ONE of Scotland's most senior judges has said that the singing of the pro-IRA Roll of Honour by a significant group of fans will be regarded by a reasonable person as being both threatening and offensive.

Lord Carloway, the Lord Justice Clerk, gave the opinion while rejecting a claim that a charge under the controversial law designed to stamp out sectarian abuse at football matches led to the contravention of two convicted fans' human rights.

William Donnelly and Martin Walsh were convicted of charges surrounding the singing of the pro-IRA song at a match between Hibs and Celtic at Easter Road on 19 October 2013.

In February last year, the song reached the UK Top 40 Singles chart after the band Irish Brigade, were asked by supporters group Fans Against Criminalisation to cover the song to highlight their opposition to the Offensive Behaviour at Football and Threatening Communications (Scotland) Act.

The 1980s song celebrates the lives of 10 republican prisoners who died in 1981 at the Maze Prison.

Donnelly and Walsh's lawyers said they might not have appreciated that their rendition of the song could be regarded as threatening or offensive and thus render them liable to criminal conviction and sentence.

Leave to appeal had been granted over the conviction under Section One of the Offensive Behaviour act on the question of whether there was a conflict with Article Seven of the European Convention on Human Rights.

The leave to appeal involved whether there was, "in the circumstances of the case, a breach in the applicants' right to know, with sufficient clarity, of the nature of the crime, in terms of Article Seven".

But Lord Carloway in dismissing their appeal, said the pair were "were well aware of what they were engaging in".
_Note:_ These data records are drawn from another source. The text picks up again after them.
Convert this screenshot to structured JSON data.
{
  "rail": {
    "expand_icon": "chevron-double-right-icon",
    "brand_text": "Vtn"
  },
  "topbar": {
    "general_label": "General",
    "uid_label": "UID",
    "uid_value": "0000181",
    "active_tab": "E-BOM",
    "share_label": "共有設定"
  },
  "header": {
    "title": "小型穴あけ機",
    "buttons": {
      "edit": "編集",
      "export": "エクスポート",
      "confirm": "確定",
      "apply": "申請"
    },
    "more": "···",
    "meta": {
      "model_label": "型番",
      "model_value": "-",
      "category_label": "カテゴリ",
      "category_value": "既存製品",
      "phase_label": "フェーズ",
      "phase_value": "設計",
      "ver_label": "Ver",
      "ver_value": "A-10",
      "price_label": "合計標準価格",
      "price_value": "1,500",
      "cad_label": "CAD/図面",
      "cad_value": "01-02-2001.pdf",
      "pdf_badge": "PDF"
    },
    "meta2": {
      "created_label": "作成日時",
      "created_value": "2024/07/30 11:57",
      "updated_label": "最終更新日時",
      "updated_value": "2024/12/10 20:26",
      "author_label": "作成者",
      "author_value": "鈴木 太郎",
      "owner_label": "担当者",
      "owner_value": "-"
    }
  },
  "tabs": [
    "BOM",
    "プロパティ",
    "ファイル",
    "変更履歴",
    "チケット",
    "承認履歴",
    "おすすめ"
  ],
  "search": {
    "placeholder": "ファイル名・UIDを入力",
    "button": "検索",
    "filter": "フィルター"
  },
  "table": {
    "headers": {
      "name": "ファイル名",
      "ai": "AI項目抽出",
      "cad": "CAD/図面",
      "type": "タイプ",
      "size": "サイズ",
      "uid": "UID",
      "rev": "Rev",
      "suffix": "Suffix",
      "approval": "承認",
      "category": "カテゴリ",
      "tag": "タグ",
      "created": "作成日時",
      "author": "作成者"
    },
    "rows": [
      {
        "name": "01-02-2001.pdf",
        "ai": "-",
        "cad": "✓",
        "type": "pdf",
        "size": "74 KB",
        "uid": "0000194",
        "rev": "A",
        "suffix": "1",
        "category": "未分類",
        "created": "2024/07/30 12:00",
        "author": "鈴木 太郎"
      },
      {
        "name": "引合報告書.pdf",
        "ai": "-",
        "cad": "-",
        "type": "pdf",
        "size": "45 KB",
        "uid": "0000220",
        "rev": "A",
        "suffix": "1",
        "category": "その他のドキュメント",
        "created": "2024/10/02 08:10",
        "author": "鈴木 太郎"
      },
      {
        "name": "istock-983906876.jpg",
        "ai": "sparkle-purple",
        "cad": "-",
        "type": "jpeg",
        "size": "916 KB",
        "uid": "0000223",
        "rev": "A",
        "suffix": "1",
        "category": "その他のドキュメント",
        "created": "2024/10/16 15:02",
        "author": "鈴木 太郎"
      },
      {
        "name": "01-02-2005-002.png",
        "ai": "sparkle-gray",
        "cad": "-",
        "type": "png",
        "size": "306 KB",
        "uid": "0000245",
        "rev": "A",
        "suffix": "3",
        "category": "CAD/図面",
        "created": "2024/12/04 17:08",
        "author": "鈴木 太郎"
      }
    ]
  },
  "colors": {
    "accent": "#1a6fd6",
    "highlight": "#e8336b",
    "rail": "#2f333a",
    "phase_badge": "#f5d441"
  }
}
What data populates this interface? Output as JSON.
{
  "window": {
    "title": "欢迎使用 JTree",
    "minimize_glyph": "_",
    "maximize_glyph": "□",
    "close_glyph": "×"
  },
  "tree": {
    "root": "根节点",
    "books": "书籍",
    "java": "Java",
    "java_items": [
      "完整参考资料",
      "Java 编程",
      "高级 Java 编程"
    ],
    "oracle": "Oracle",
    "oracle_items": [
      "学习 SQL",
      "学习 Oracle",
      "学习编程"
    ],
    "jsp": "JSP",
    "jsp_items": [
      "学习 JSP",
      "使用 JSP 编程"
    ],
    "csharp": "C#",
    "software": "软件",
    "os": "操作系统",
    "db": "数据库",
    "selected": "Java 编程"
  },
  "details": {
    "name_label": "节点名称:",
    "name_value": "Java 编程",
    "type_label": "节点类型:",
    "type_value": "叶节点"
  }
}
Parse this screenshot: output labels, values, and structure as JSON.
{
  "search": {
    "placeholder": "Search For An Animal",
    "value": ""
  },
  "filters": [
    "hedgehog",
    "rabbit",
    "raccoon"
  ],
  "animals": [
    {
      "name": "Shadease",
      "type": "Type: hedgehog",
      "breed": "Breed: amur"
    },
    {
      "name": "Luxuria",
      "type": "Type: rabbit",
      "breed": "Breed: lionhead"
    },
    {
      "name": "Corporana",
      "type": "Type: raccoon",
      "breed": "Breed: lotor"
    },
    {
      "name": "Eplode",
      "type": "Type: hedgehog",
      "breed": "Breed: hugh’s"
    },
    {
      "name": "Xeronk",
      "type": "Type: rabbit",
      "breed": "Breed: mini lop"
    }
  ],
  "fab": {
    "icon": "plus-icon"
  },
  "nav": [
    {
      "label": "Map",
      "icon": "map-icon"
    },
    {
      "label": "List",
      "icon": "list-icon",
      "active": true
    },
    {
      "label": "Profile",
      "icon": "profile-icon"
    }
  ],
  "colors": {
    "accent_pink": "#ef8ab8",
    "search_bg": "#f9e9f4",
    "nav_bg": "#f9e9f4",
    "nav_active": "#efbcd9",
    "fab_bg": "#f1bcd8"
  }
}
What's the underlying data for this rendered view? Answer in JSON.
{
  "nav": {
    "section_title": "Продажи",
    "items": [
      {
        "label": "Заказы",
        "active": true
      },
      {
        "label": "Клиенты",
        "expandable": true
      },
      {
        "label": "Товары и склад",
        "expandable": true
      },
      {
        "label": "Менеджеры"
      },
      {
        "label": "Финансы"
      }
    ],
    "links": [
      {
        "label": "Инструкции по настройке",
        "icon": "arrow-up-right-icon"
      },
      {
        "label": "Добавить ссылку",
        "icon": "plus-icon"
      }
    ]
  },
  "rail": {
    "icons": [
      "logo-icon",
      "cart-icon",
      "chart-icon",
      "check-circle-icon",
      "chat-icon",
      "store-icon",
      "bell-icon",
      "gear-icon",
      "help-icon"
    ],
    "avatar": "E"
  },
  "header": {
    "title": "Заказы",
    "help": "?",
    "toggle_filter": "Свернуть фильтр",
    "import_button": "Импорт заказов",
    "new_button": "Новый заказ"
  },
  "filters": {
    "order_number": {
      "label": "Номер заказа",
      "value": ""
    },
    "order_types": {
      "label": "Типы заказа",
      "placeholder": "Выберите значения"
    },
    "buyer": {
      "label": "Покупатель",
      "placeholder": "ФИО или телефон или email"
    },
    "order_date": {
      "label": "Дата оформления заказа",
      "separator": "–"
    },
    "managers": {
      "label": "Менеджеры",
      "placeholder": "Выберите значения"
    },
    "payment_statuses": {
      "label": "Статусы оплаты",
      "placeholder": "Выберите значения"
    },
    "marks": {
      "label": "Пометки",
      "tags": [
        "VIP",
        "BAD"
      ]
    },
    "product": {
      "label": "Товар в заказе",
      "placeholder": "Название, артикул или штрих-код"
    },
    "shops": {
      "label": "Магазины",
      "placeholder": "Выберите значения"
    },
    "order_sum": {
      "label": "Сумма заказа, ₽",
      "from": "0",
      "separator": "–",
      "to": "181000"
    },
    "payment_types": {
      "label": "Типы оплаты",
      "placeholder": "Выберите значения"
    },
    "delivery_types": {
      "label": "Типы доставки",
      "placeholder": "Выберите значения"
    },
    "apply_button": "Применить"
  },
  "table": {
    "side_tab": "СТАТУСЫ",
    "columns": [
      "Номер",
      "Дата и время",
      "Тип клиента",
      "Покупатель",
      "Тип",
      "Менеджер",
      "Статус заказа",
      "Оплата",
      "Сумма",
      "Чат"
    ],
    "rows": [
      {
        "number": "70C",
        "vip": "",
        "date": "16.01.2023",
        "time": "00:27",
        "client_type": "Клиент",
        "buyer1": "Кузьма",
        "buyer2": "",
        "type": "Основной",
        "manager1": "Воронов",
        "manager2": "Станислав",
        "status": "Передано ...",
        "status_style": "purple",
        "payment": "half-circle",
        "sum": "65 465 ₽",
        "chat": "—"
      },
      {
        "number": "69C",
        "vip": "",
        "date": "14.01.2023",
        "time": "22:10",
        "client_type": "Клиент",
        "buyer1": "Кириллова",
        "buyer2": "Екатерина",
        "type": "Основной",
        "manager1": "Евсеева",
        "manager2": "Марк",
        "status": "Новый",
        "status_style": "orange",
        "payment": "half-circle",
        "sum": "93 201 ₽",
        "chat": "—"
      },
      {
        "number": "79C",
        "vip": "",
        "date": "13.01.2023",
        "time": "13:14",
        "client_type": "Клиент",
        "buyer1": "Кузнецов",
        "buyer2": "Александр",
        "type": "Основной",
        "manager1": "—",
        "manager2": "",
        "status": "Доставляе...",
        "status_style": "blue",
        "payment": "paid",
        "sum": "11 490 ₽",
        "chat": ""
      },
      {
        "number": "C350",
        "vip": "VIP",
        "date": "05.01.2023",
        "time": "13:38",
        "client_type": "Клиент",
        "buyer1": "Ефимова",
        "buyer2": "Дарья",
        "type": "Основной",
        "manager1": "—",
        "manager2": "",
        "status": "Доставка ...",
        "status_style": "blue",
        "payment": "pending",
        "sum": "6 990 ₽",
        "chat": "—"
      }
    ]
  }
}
He said: "The appellants must be presumed to have been aware that, in terms of the section, behaviour at a football match would be criminal if it involved conduct which was threatening or such that a reasonable person would be likely to consider offensive and if that conduct was likely to incite public disorder. "

He pointed out that it was established in a case decided a matter of months before the Easter Road match that "the singing of this particular song was potentially criminal".

He said that the sheriff's note recorded that the evidence had been that the song was widely regarded as sectarian and offensive and that warnings about sectarian songs were broadcast before matches and that both the club and the supporters' websites warned fans of the undesirability and dangers in singing this particular song.

He said that it is "firmly established in law, and incidentally very well-known" that singing songs of a sectarian nature at football matches "is likely to be a criminal act".

He added: "In this case the song celebrates the activities of members of proscribed terrorist groups. It cannot come as a surprise that the singing of such a song by a significant group of fans at a match will be regarded by a reasonable person as being both threatening and offensive...

"There is no need for proof of knowledge that the particular supporter was aware of the law or the status of the song. The appellants were well aware of what they were engaging in.

He added: "There is no blanket ban on singing sectarian songs and the appellants are at liberty to indulge their desire to do so at many alternative venues. There is, however, a prohibition on doing so at football matches ... type of conduct here is precisely what the law is aimed at."